The air smelled of smoke and sweat and antiseptic. The burned out, salt colored walls, peppered with bullet holes, rose in front of her as she opened the hospital drapes and American tanks rolled down the crumbled streets. They were here to defend France. Most of her patients were Americans. The one who had the room this time yesterday, died last night. Another patient was due. There were two ways to be discharged from here; patched up or passed on.
The orderly rolled in patient #2424, hung the chart on the bed and smiled at the nurse. She smiled back and reviewed the medical record. Patient #2424, Mick Jones. Factual information filled the chart, but the story at the nurses’ station was that Jones had fallen on a grenade to save his buddy and the grenade never went off. As he rose in disbelief, he was shot in the shoulder by enemy fire. The battle had been in an apple orchard. When the fighting was over, split open apples, and split open men, lay in the field under lavender skies and hovering medical personnel, one of whom brought Mick Jones to this hospital.
“How are you doing? How’s the pain?” she asked, her French accent thick around her words.
“The grenade should have exploded,” Jones said.
“Well, it didn’t thankfully,” she answered.
“It was meant for me,” he insisted.
“Now that’s just not true. Take this. It will help with the pain.”
“Viva la France,” Jones said as he raised the water cup and took the meds.
“I’ll be back in a little while. Get some sleep,” the nurse told him.
He tried to remember how it all happened. They had taken the hill after three hours of intense fighting and then rushed the farmhouse where two German stood soldiers holding a knife on a little girl. One of her captors, nudging the knife in her back, ordered her, “Throw it at them.”
The girl raised her arm, the grenade like a metal pineapple in her small hand. “Shoot her,” Jones sergeant ordered. Jones was in front. Jones shot. The Germans fled. The grenade dropped from her hand and rolled toward him.
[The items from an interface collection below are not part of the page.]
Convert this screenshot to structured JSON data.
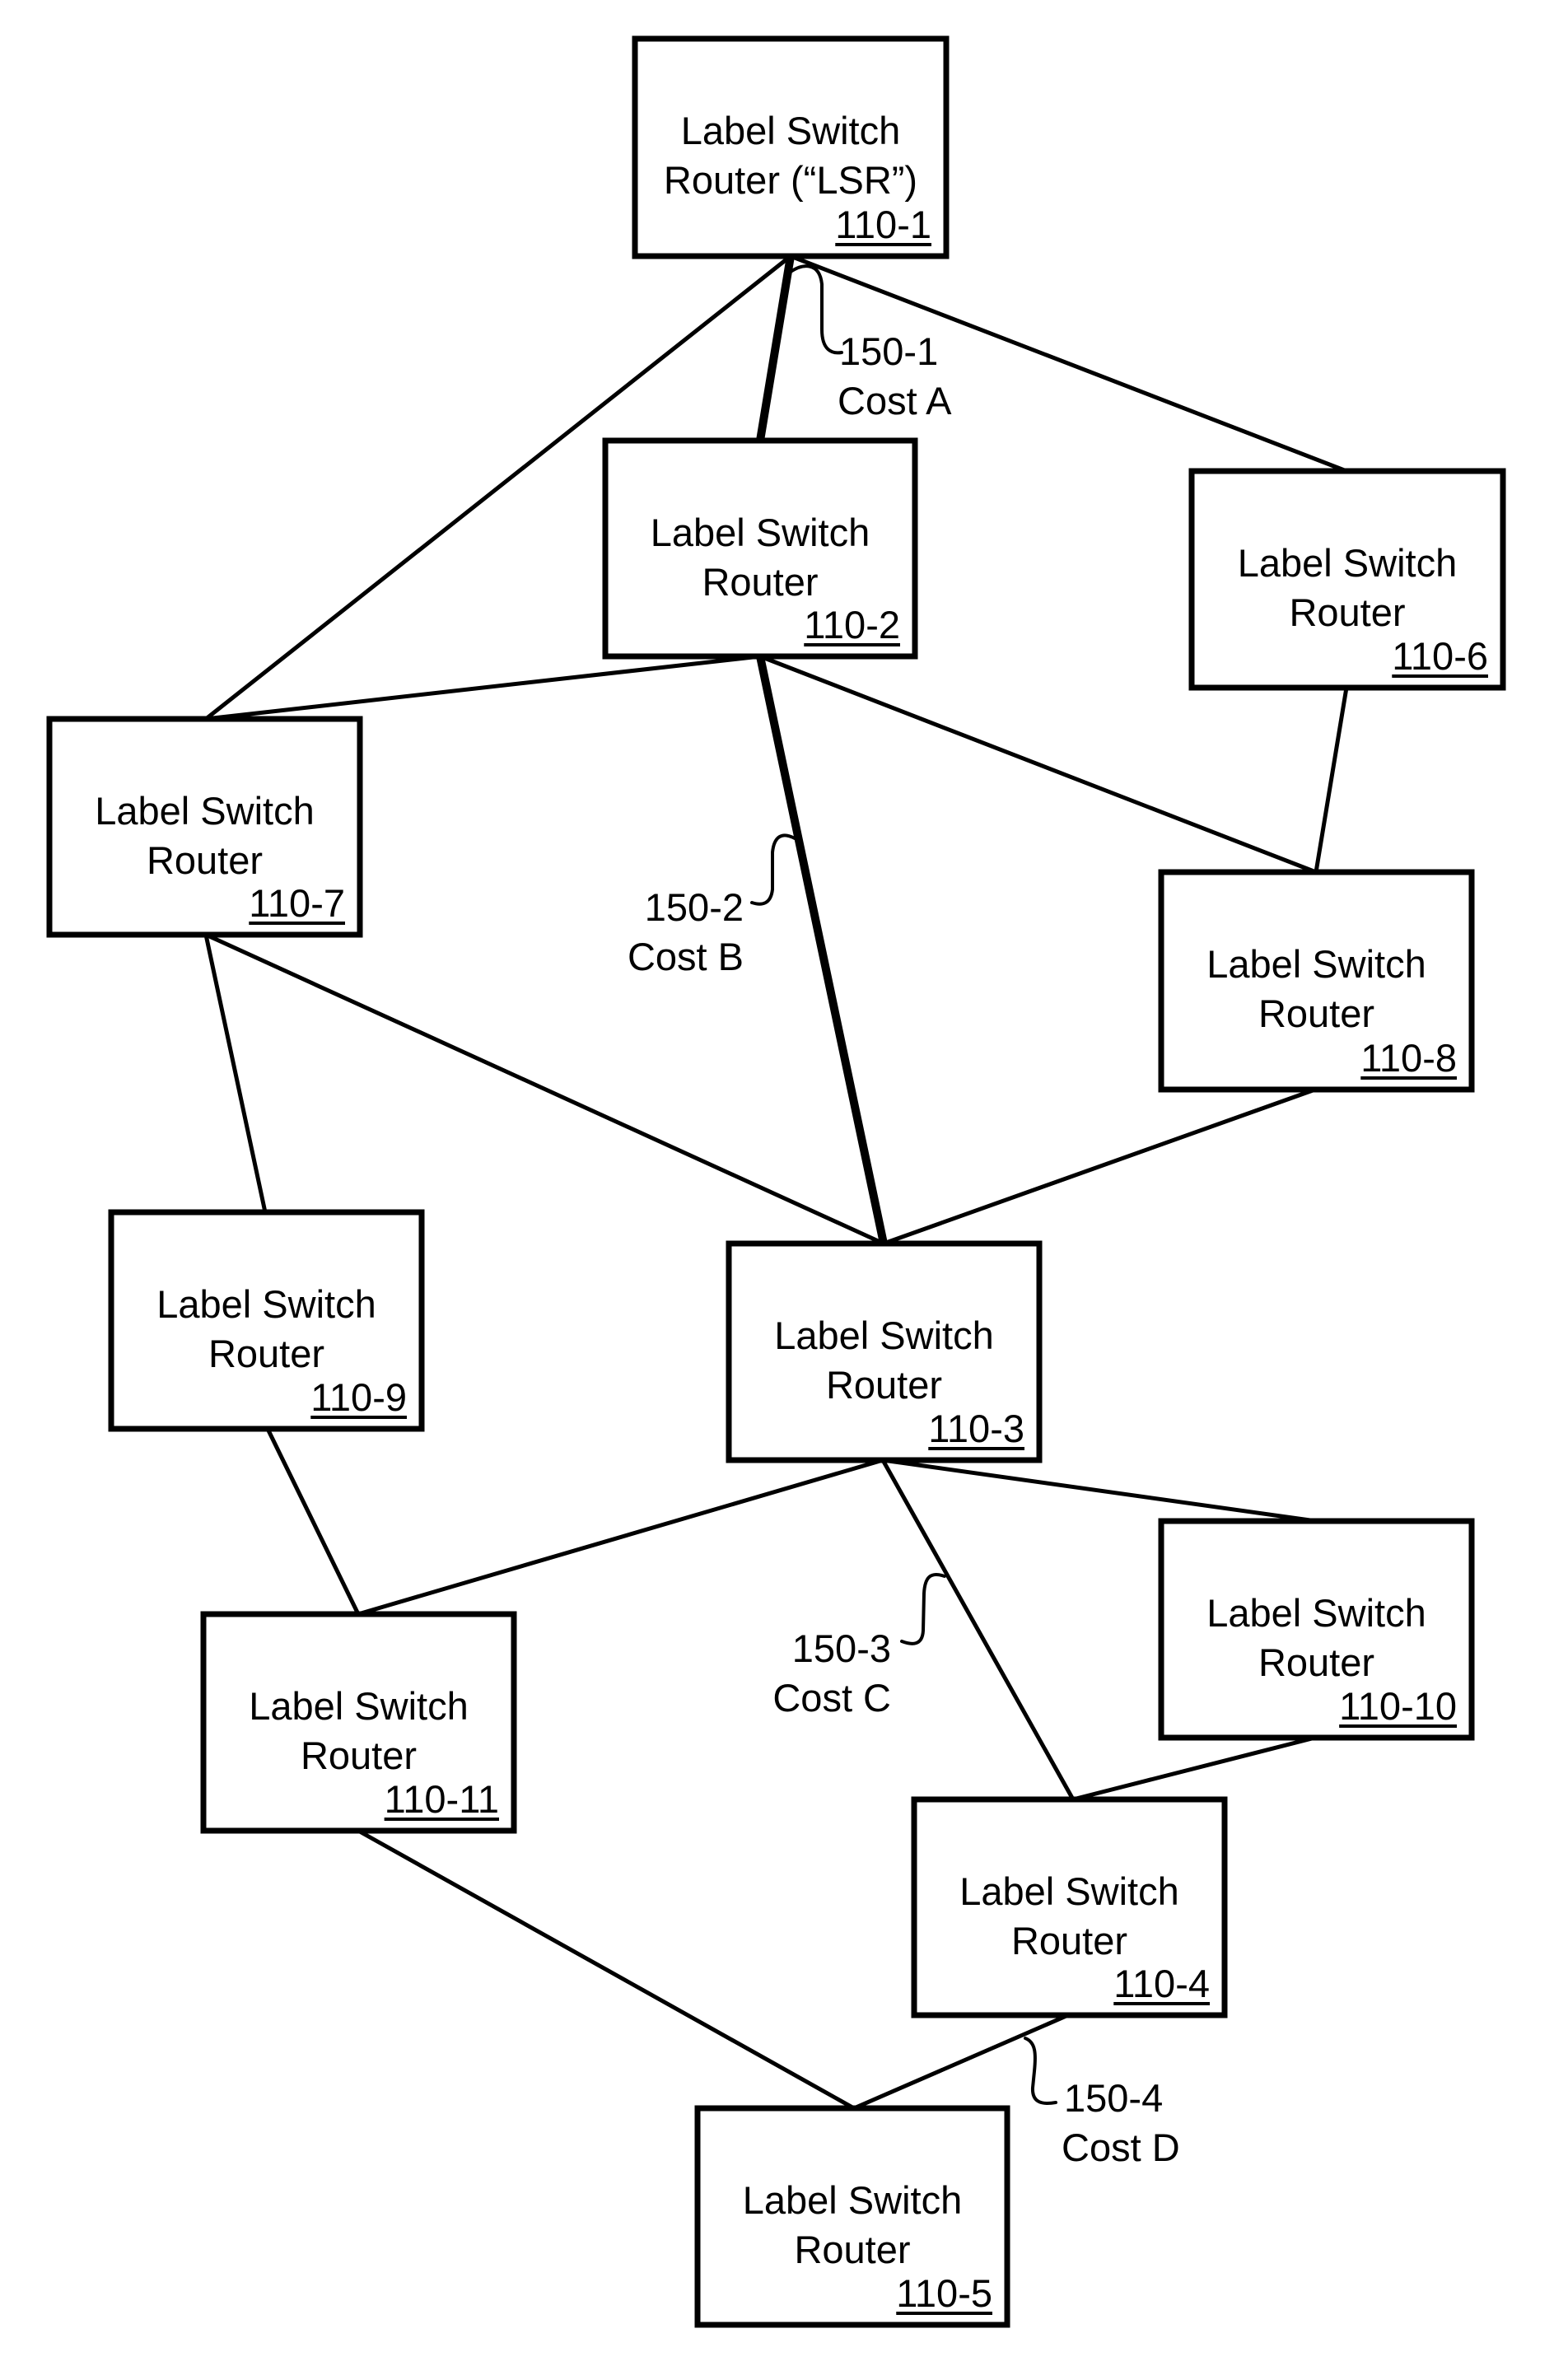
{
  "diagram": {
    "type": "network-topology",
    "nodes": [
      {
        "id": "110-1",
        "line1": "Label Switch",
        "line2": "Router (“LSR”)"
      },
      {
        "id": "110-2",
        "line1": "Label Switch",
        "line2": "Router"
      },
      {
        "id": "110-3",
        "line1": "Label Switch",
        "line2": "Router"
      },
      {
        "id": "110-4",
        "line1": "Label Switch",
        "line2": "Router"
      },
      {
        "id": "110-5",
        "line1": "Label Switch",
        "line2": "Router"
      },
      {
        "id": "110-6",
        "line1": "Label Switch",
        "line2": "Router"
      },
      {
        "id": "110-7",
        "line1": "Label Switch",
        "line2": "Router"
      },
      {
        "id": "110-8",
        "line1": "Label Switch",
        "line2": "Router"
      },
      {
        "id": "110-9",
        "line1": "Label Switch",
        "line2": "Router"
      },
      {
        "id": "110-10",
        "line1": "Label Switch",
        "line2": "Router"
      },
      {
        "id": "110-11",
        "line1": "Label Switch",
        "line2": "Router"
      }
    ],
    "links": [
      {
        "from": "110-1",
        "to": "110-2",
        "primary_path": true,
        "label_id": "150-1",
        "label_cost": "Cost A"
      },
      {
        "from": "110-1",
        "to": "110-7",
        "primary_path": false
      },
      {
        "from": "110-1",
        "to": "110-6",
        "primary_path": false
      },
      {
        "from": "110-2",
        "to": "110-7",
        "primary_path": false
      },
      {
        "from": "110-2",
        "to": "110-3",
        "primary_path": true,
        "label_id": "150-2",
        "label_cost": "Cost B"
      },
      {
        "from": "110-2",
        "to": "110-8",
        "primary_path": false
      },
      {
        "from": "110-6",
        "to": "110-8",
        "primary_path": false
      },
      {
        "from": "110-7",
        "to": "110-9",
        "primary_path": false
      },
      {
        "from": "110-7",
        "to": "110-3",
        "primary_path": false
      },
      {
        "from": "110-8",
        "to": "110-3",
        "primary_path": false
      },
      {
        "from": "110-9",
        "to": "110-11",
        "primary_path": false
      },
      {
        "from": "110-3",
        "to": "110-11",
        "primary_path": false
      },
      {
        "from": "110-3",
        "to": "110-4",
        "primary_path": false,
        "label_id": "150-3",
        "label_cost": "Cost C"
      },
      {
        "from": "110-3",
        "to": "110-10",
        "primary_path": false
      },
      {
        "from": "110-10",
        "to": "110-4",
        "primary_path": false
      },
      {
        "from": "110-11",
        "to": "110-5",
        "primary_path": false
      },
      {
        "from": "110-4",
        "to": "110-5",
        "primary_path": false,
        "label_id": "150-4",
        "label_cost": "Cost D"
      }
    ]
  }
}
He threw himself on it and waited for it to explode.
“Explode,” he screamed. After a few minutes, they all knew that the grenade was defective.
Jones stood up slowly and looked down at the little girl lying on the straw path leading up to the farmhouse, a bullet hole in her chest. He watched as her blood turned the yellow straw orange and damp, the hay absorbing her heart. Jones pulled out his pistol and aimed at his head. His sergeant knocked it from his hand but it went off and the bullet hit Jones’ shoulder. The official report was enemy fire.
Jones could feel the sedative taking effect. As he fell into a deep sleep, his mind took him where he did not want to go. Up the rain drenched hill, over the rotting wood fence into the orchard, under the trees where a little girl was standing there, standing there with a basket filled with apples, their stems shaped like grenade pins.
Deanna Morris is a second year MFA student at Butler University in Indianapolis, Indiana. Her story “Charlie” was published in Subtle Fiction. Her poem “Sewing Room” was published in IUPUI’s genesis [sic] literary magazine as Best in Poetry. She is just beginning her career as a writer of poetry and short/flash fiction.